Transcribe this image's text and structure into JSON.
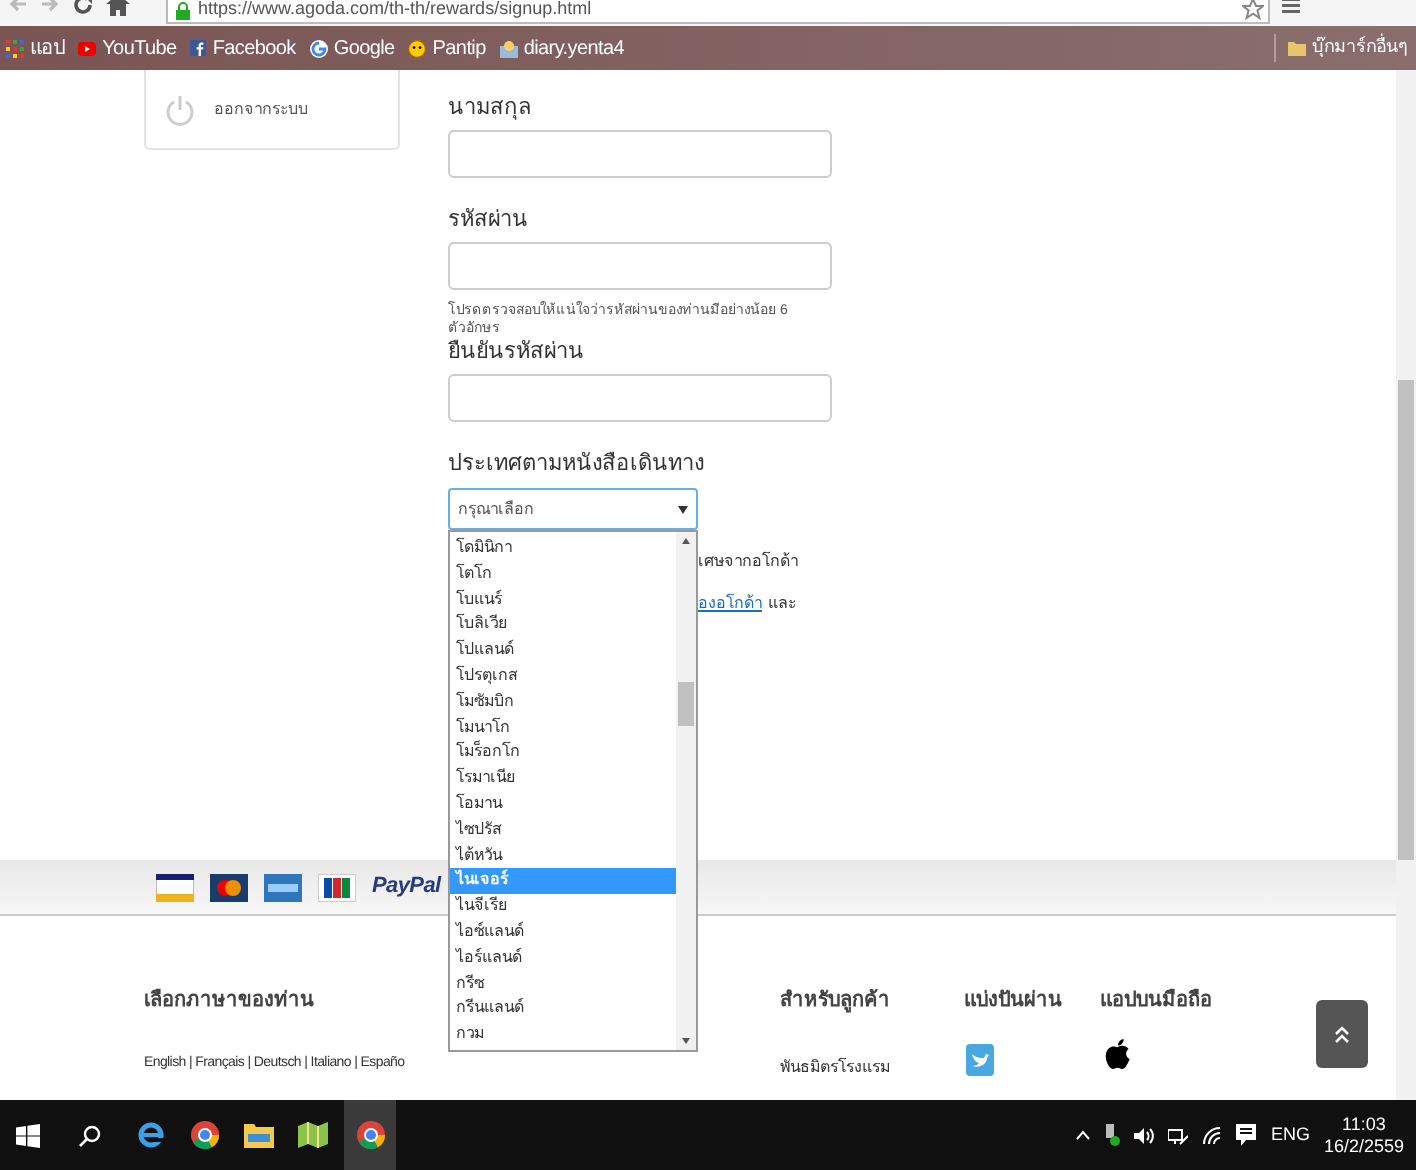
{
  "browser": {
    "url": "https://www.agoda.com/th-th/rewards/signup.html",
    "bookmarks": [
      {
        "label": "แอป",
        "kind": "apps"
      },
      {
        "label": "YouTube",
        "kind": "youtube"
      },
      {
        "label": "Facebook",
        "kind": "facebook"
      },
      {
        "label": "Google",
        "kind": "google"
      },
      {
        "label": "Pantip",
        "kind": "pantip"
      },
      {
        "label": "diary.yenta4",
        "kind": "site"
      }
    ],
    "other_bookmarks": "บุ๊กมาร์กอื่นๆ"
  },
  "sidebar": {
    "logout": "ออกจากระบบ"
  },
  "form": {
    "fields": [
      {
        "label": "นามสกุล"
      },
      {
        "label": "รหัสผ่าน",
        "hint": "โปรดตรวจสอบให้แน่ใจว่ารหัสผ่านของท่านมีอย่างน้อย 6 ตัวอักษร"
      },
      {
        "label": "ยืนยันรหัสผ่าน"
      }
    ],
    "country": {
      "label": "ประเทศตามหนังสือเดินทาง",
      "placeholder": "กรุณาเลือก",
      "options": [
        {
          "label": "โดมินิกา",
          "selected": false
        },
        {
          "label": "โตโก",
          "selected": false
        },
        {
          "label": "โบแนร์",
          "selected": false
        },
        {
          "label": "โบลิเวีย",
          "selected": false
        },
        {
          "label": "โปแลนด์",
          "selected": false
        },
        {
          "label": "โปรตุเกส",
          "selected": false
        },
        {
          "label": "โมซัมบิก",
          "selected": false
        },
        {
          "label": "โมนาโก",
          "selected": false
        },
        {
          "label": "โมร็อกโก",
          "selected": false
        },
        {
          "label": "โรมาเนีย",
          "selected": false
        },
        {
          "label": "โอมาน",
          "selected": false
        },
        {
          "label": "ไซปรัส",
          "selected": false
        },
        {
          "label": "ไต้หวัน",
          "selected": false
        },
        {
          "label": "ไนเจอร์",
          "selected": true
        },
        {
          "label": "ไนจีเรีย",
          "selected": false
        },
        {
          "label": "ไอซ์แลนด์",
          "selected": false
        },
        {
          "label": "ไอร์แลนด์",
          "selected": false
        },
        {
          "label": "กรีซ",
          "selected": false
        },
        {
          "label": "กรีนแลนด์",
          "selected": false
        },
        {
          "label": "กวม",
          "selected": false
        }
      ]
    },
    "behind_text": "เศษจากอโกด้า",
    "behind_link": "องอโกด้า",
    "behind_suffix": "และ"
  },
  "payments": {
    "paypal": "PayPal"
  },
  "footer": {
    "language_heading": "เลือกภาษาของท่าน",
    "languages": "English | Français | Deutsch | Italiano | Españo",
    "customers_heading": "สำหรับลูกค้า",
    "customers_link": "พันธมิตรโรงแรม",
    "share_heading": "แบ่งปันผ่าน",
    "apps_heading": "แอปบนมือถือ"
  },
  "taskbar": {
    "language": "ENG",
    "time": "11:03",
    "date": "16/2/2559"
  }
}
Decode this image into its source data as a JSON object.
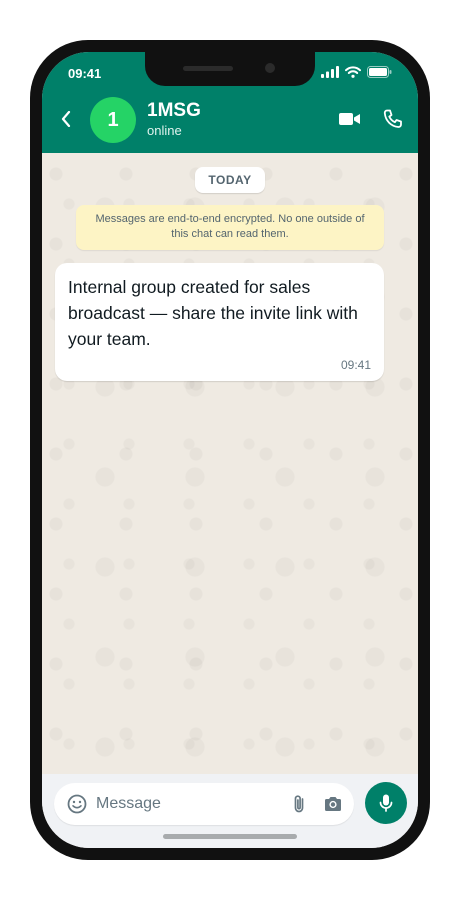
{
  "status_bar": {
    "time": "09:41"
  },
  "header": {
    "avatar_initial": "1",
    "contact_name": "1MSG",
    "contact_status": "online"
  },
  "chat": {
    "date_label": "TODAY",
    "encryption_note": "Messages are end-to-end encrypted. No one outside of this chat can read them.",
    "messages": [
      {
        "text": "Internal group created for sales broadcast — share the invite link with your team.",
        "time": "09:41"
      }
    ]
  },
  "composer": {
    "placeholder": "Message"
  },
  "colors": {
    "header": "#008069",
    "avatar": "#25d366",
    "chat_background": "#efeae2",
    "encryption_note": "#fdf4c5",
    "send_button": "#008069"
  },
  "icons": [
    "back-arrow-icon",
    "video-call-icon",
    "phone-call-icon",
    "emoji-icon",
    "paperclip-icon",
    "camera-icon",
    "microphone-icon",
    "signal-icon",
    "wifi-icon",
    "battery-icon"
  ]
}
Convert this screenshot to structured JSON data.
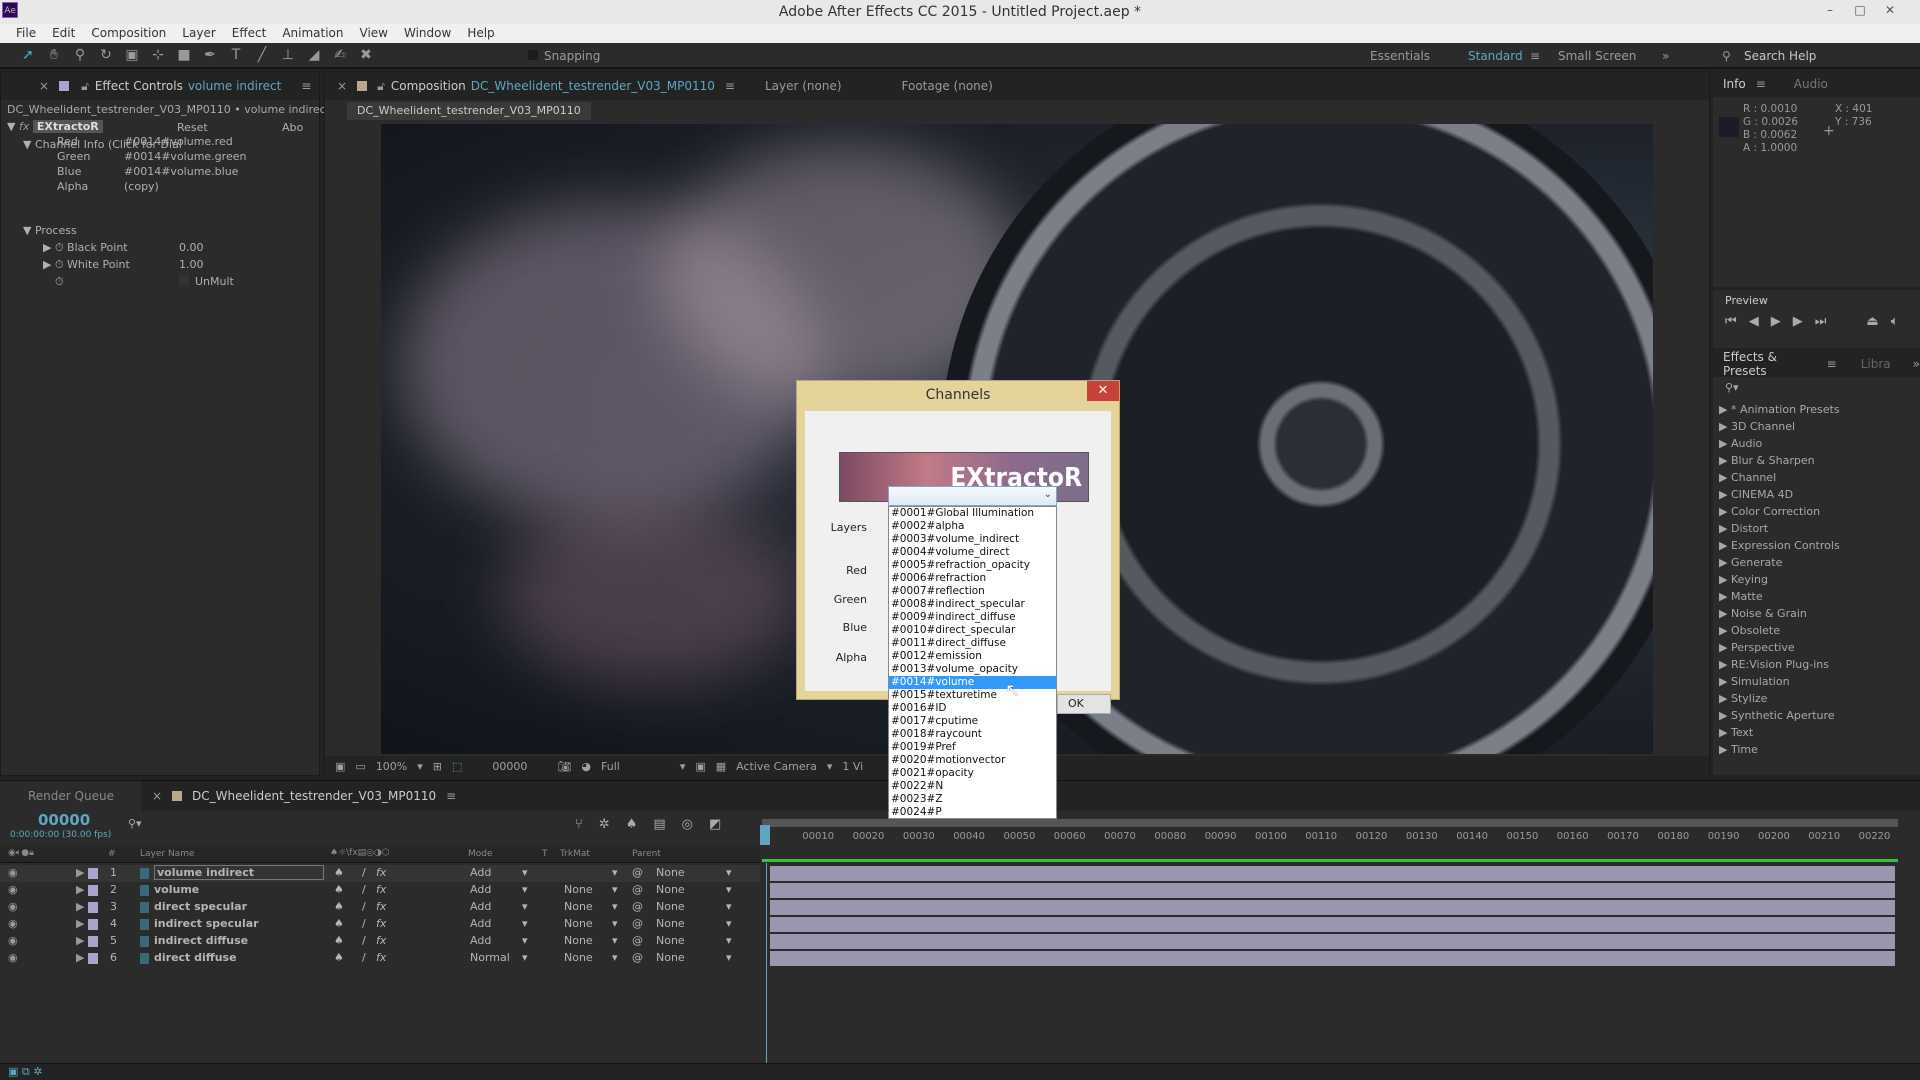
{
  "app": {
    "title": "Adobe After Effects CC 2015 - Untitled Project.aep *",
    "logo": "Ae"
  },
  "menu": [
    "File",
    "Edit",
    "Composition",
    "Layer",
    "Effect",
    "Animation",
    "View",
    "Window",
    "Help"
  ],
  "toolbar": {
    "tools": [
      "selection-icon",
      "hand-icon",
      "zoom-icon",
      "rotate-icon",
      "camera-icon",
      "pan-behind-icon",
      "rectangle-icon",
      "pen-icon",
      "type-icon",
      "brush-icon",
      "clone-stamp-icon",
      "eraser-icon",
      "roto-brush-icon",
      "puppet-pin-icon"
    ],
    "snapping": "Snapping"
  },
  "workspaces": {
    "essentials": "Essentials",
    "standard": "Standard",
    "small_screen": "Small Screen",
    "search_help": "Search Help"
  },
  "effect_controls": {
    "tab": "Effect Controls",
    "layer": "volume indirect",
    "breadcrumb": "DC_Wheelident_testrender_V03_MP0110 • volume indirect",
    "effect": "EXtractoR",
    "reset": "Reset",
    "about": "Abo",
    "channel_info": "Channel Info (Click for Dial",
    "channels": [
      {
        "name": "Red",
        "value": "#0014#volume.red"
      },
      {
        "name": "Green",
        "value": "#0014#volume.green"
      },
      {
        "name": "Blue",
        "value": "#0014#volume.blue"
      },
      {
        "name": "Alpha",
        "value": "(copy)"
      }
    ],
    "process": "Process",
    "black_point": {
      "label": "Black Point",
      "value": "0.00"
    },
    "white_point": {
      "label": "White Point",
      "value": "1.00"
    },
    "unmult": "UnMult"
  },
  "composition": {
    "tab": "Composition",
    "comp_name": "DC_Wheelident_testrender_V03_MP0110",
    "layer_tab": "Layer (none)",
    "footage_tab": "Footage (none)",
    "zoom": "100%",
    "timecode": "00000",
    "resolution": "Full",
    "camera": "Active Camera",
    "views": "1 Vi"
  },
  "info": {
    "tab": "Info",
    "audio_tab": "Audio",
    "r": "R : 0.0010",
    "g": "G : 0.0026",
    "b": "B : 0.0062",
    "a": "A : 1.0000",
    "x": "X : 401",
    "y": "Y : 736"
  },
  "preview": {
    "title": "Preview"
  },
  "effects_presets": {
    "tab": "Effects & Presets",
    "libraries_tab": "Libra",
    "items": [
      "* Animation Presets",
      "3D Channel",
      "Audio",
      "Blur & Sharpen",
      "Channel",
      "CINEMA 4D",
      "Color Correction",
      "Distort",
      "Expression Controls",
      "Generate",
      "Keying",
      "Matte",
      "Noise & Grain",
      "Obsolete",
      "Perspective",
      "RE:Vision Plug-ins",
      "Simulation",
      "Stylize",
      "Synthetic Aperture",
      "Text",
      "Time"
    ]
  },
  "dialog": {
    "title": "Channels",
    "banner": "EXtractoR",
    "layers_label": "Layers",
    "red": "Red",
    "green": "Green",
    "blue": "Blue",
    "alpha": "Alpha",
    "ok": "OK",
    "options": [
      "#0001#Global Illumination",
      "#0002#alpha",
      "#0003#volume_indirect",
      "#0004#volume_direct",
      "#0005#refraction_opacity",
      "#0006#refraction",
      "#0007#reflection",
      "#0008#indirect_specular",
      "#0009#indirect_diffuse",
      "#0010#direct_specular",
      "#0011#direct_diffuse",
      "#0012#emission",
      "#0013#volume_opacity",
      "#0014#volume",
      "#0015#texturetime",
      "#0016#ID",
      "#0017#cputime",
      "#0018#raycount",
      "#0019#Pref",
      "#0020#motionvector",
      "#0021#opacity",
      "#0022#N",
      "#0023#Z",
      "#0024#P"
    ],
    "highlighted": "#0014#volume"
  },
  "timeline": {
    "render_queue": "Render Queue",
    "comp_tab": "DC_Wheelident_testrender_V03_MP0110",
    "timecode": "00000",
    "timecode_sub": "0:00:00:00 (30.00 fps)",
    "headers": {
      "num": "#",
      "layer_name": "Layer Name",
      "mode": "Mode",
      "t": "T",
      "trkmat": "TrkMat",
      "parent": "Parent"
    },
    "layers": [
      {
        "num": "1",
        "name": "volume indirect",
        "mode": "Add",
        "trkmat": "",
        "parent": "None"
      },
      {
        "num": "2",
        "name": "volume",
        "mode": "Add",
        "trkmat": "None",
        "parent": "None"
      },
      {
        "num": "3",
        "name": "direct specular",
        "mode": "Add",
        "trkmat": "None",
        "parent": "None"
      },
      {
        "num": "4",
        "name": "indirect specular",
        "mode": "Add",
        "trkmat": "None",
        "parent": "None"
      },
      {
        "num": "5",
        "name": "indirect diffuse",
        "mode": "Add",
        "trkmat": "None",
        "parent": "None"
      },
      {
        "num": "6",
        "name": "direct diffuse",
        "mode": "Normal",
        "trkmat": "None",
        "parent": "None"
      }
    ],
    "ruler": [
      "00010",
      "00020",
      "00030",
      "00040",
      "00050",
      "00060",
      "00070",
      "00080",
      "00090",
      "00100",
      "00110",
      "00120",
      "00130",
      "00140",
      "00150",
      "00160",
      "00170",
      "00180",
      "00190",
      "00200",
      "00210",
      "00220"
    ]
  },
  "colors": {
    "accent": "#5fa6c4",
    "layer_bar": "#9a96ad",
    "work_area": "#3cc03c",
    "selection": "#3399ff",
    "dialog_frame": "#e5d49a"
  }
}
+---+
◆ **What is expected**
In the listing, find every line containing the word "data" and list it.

◆ **Solved problem**
Decode this image into its source data as a JSON object.
Convert this screenshot to structured JSON data.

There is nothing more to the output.